What Is a Casino?

In its simplest form, a casino is an establishment that houses games of chance. The word is derived from the Latin casin, meaning “gambling house,” although in modern usage the term has come to encompass a wide range of entertainment venues that feature gambling. Although a casino may include stage shows, shopping centers, lavish hotels and other amenities that appeal to consumers, it is the gambling that draws in the crowds and generates the billions of dollars in revenue that casinos bring in every year. This article will explore the history of casinos, the popular games that are played in them and how they are regulated. It will also discuss the dark side of gambling, including addiction and how casinos are able to lure players in with offers of free drinks, rooms, food and other perks.

The first casino was built in 1824 in a European spa town in Germany called Baden-Baden. The casino was built to attract wealthy people who could afford to gamble for large amounts of money. It is thought that this was the first time that a building was specifically designed for this purpose, and it helped to introduce gambling to a wider audience. Over the years, casinos have become more elaborate and sophisticated. They now offer a wide variety of games and are often combined with restaurants, hotel facilities, retail shops, cruise ships and other attractions that make them a major tourist attraction.

Casinos are heavily regulated by government authorities, and their security is a top priority. Many of these sites are staffed with guards who check ID and watch for suspicious behavior. In addition to this, some casinos use cameras to monitor the activities of players and the behavior of employees. Some casinos even have a high-tech “eye-in-the-sky” surveillance system that can see all of the gaming tables at once.

Something about gambling (probably the presence of large sums of money) seems to encourage people to cheat or steal rather than try to win by random chance. This is why casinos spend so much time, effort and money on security. Some of the more interesting aspects of this are the security cameras and other technological measures that are used to keep patrons safe, as well as rules that are enforced to prevent gambling addiction.

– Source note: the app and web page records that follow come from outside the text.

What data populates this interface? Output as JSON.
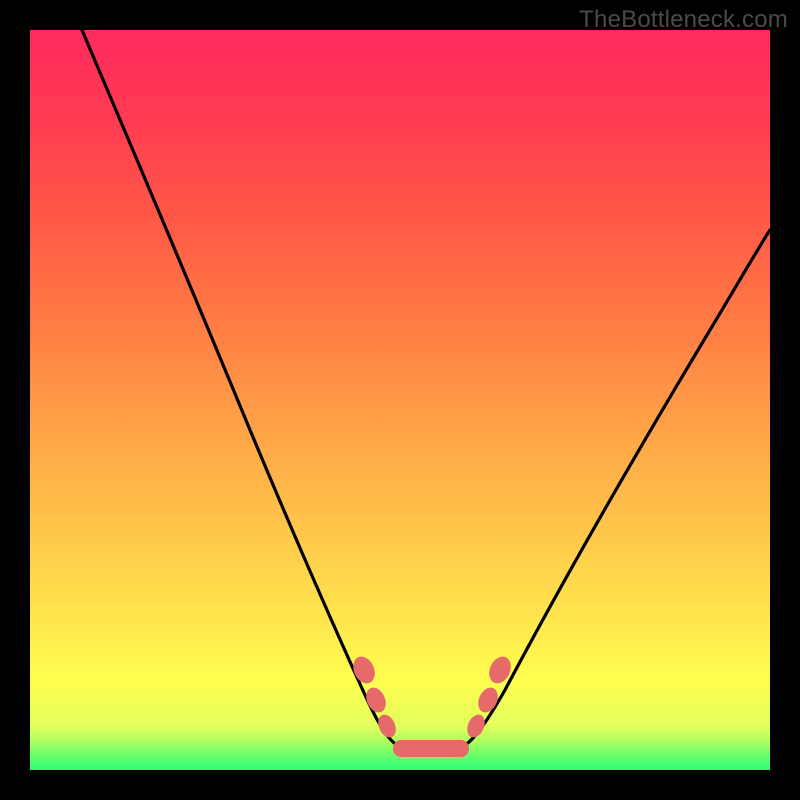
{
  "watermark": "TheBottleneck.com",
  "chart_data": {
    "type": "line",
    "title": "",
    "xlabel": "",
    "ylabel": "",
    "xlim": [
      0,
      100
    ],
    "ylim": [
      0,
      100
    ],
    "series": [
      {
        "name": "bottleneck-curve",
        "x": [
          7,
          10,
          14,
          18,
          22,
          26,
          30,
          34,
          37,
          40,
          43,
          45,
          47,
          49,
          51,
          53,
          55,
          57,
          59,
          62,
          66,
          70,
          74,
          78,
          82,
          86,
          90,
          94,
          98,
          100
        ],
        "y": [
          100,
          94,
          86,
          77,
          68,
          59,
          50,
          41,
          34,
          28,
          22,
          17,
          13,
          9,
          6,
          4,
          3,
          3,
          4,
          7,
          12,
          18,
          24,
          30,
          36,
          42,
          48,
          54,
          60,
          63
        ]
      }
    ],
    "markers": [
      {
        "name": "flat-region",
        "x_start": 49,
        "x_end": 59,
        "y": 3
      },
      {
        "name": "left-shoulder-1",
        "x": 44.5,
        "y": 16
      },
      {
        "name": "left-shoulder-2",
        "x": 46.0,
        "y": 12
      },
      {
        "name": "left-shoulder-3",
        "x": 47.5,
        "y": 8
      },
      {
        "name": "right-shoulder-1",
        "x": 60.5,
        "y": 8
      },
      {
        "name": "right-shoulder-2",
        "x": 62.0,
        "y": 12
      },
      {
        "name": "right-shoulder-3",
        "x": 63.5,
        "y": 16
      }
    ],
    "colors": {
      "curve": "#000000",
      "marker_fill": "#e76a6a",
      "gradient_top": "#ff2a5e",
      "gradient_bottom": "#2dfd78"
    }
  }
}
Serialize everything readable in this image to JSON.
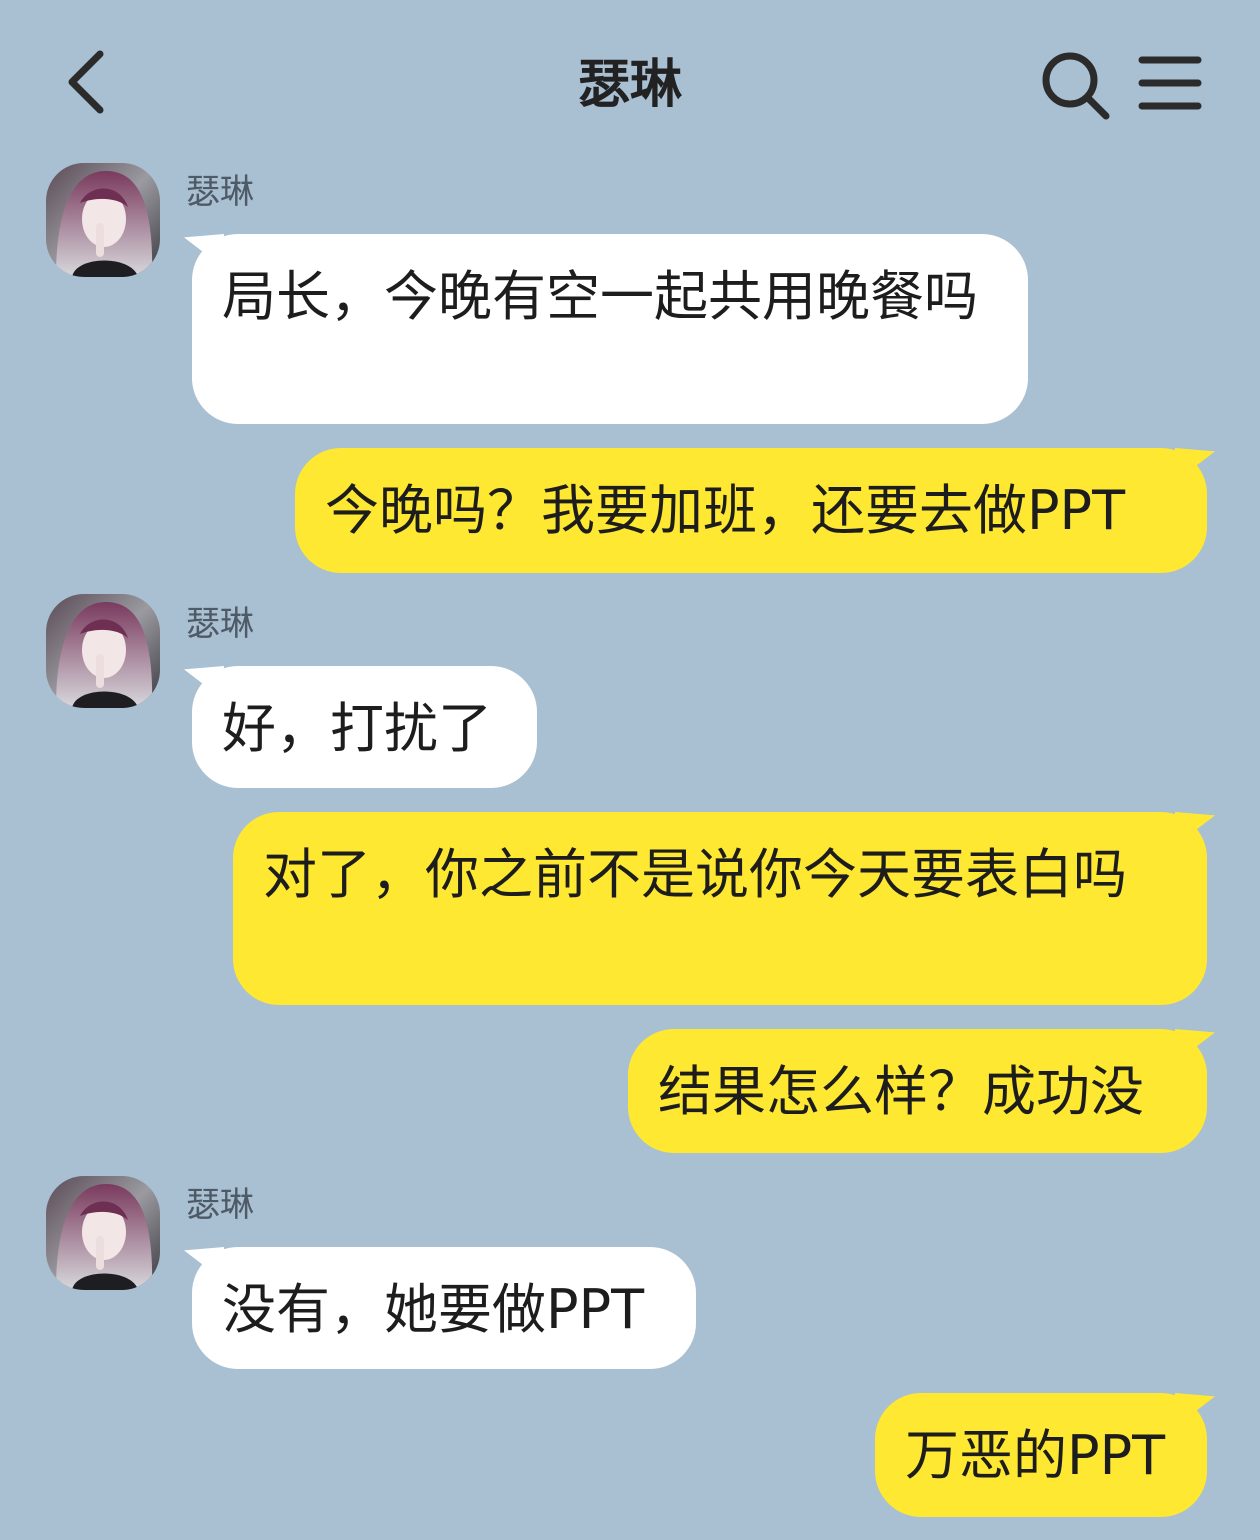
{
  "header": {
    "title": "瑟琳",
    "back_icon": "chevron-left-icon",
    "search_icon": "search-icon",
    "menu_icon": "hamburger-menu-icon"
  },
  "contact": {
    "name": "瑟琳",
    "avatar": "anime-girl-avatar"
  },
  "messages": [
    {
      "from": "contact",
      "sender": "瑟琳",
      "text": "局长，今晚有空一起共用晚餐吗"
    },
    {
      "from": "me",
      "text": "今晚吗？我要加班，还要去做PPT"
    },
    {
      "from": "contact",
      "sender": "瑟琳",
      "text": "好，打扰了"
    },
    {
      "from": "me",
      "text": "对了，你之前不是说你今天要表白吗"
    },
    {
      "from": "me",
      "text": "结果怎么样？成功没"
    },
    {
      "from": "contact",
      "sender": "瑟琳",
      "text": "没有，她要做PPT"
    },
    {
      "from": "me",
      "text": "万恶的PPT"
    }
  ],
  "colors": {
    "background": "#a9bfd2",
    "incoming_bubble": "#ffffff",
    "outgoing_bubble": "#ffe831",
    "sender_name": "#4e5a66"
  }
}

In the past, casinos have been financed by mob money and other illegal activities. As a result, they have had a seamy image. In addition, they have been accused of creating gambling addictions and hurting property values in the communities they are located in. Some studies show that casinos do not add as much to a community’s economy as they claim, and the cost of treating gambling addicts and the loss of productivity due to their behavior usually more than offset any financial gains. This has led to a growing number of studies that question whether casinos are beneficial or harmful. However, many states still permit them, and new ones continue to open.